Nestlé Nesquik Chocolate Powder voluntarily recalled
If you’ve got Nestlé Nesquik on your shelf that has an expiration date of October 2014 it could be contaminated with Salmonella.
Omya Inc., the company that supplies Nestlé with calcium carbonate, one of the drink’s ingredients, has recalled its product because of concerns that some lots are tainted with Salmonella.
Though Salmonella poisoning, which causes bad diarrhea and cramping, usually resolves itself within 72 hours, “salmonellosis can be severe or even life threatening for infants, older people, pregnant women and those with weakened immune systems,” according to the recall notice sent by Nestlé.
What if parents stopped buying sugar-laden food-like substances with nonsensical names (that contain misspellings) for their children?
What if we all tried to stop buying heavily marketed packaged crap with cartoon characters on it that pretends to be food and misleadingly proclaims to “build strong bones”?
What if Nestlé, which now also owns Gerber, started selling real food instead of edible food-like substances and artificial corn syrup laden powdered drinks for infants?
Whether it’s contaminated with Salmonella or not, powdered chocolate loaded with additives to be mixed with milk isn’t food.
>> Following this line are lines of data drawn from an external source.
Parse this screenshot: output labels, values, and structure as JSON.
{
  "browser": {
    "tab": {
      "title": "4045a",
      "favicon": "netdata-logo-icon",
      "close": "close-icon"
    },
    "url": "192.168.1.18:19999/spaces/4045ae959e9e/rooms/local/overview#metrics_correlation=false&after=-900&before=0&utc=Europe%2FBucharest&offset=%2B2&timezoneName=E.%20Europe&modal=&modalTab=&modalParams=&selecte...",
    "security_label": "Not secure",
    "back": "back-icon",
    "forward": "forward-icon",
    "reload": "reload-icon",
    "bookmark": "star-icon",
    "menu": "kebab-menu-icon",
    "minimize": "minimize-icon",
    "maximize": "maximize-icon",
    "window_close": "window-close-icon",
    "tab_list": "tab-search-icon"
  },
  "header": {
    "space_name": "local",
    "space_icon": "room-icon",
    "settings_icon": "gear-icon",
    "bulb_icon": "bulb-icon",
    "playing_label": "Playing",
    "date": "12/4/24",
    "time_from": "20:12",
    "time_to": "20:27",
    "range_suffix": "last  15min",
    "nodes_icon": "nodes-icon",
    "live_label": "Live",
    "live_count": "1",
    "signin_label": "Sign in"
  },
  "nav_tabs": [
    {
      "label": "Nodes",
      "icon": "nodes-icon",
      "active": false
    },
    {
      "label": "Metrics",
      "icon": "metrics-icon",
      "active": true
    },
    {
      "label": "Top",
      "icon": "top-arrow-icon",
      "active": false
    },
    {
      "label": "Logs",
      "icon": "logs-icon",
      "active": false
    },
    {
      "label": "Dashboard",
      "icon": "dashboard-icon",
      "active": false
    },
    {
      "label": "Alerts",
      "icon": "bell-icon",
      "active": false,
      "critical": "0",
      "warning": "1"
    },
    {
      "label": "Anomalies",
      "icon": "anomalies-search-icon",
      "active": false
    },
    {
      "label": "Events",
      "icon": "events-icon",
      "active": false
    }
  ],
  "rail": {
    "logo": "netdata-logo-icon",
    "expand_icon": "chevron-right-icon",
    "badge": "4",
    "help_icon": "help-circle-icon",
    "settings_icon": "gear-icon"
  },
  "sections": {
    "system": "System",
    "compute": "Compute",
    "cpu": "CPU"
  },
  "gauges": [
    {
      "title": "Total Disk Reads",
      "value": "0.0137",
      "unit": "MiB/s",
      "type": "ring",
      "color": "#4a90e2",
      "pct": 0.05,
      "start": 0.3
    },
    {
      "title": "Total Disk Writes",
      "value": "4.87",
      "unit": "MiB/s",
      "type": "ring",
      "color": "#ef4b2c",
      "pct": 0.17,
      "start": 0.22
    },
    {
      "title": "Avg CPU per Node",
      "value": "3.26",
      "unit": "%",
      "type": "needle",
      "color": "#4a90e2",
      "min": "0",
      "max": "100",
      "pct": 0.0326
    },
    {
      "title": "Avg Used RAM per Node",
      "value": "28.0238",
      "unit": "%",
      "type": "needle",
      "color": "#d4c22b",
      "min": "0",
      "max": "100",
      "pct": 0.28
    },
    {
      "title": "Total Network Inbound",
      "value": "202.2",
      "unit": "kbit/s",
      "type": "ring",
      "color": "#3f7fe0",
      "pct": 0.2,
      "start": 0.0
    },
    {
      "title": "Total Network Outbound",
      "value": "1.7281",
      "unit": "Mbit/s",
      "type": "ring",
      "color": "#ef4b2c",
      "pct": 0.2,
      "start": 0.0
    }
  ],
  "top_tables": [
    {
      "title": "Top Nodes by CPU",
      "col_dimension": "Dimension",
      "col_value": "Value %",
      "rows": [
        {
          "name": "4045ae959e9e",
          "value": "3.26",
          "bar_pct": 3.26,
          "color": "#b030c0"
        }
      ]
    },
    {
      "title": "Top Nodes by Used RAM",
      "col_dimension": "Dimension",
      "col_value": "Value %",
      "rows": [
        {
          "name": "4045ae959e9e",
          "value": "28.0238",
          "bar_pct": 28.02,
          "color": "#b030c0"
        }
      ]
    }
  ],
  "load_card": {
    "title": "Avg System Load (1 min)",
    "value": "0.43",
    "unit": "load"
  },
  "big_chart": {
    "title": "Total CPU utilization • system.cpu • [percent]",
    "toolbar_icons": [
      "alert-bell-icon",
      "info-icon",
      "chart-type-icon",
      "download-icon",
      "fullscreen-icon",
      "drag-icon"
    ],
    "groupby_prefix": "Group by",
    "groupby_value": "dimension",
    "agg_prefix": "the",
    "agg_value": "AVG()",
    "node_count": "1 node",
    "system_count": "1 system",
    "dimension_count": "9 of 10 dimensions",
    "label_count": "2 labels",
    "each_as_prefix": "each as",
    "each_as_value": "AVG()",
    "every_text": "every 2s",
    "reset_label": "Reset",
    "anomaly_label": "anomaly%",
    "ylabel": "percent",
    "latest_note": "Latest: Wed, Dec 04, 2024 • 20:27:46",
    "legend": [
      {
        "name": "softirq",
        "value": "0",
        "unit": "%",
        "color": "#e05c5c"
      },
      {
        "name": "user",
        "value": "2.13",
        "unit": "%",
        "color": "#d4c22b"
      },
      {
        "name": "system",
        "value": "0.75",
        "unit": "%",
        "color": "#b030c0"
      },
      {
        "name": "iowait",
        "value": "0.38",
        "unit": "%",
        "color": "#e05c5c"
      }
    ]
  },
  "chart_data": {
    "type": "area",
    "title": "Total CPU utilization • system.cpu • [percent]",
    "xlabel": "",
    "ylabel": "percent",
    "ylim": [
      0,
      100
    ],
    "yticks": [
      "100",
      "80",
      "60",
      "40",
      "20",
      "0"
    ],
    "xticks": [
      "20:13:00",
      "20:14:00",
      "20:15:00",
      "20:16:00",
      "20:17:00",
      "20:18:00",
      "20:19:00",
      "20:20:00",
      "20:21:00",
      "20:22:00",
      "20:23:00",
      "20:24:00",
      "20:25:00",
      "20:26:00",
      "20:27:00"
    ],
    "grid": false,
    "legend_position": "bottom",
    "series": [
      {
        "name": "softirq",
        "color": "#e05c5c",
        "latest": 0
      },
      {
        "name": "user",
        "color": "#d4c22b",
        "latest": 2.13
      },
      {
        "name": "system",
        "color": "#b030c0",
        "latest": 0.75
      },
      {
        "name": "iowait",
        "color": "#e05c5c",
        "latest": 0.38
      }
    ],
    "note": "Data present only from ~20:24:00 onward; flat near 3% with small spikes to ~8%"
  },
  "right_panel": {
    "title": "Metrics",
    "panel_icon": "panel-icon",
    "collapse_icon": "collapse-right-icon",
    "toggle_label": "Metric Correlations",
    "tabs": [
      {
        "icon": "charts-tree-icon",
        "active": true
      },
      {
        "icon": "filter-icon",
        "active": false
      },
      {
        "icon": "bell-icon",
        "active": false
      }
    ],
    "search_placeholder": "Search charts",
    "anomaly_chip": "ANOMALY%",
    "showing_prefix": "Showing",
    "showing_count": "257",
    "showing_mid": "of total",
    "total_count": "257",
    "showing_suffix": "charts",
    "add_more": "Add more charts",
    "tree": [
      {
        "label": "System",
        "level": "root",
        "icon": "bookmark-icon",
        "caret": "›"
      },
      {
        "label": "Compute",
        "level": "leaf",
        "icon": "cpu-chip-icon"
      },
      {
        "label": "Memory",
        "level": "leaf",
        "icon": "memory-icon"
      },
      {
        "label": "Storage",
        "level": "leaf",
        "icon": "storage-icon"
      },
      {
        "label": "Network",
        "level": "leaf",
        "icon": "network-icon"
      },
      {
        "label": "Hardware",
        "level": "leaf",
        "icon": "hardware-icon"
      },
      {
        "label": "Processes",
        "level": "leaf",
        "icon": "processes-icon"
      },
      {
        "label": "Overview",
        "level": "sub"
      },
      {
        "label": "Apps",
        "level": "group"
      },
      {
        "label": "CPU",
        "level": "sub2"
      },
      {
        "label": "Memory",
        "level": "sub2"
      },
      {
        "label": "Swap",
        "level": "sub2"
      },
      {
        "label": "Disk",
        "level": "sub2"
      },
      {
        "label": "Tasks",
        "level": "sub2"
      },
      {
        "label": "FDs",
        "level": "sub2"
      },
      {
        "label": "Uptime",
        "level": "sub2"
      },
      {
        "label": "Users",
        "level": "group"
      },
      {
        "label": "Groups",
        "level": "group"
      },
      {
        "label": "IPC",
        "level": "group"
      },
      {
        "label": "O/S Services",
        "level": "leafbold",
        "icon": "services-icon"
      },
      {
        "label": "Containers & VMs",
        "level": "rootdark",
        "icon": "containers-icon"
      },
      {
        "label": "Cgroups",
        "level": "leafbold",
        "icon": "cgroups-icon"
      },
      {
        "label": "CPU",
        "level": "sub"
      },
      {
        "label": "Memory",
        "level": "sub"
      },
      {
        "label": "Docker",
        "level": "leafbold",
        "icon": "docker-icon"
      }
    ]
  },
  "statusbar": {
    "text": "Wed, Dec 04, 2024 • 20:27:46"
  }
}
It’s junk.
Read more about the recall on CBS News.
Published: November 9, 2012
Updated: January 19, 2020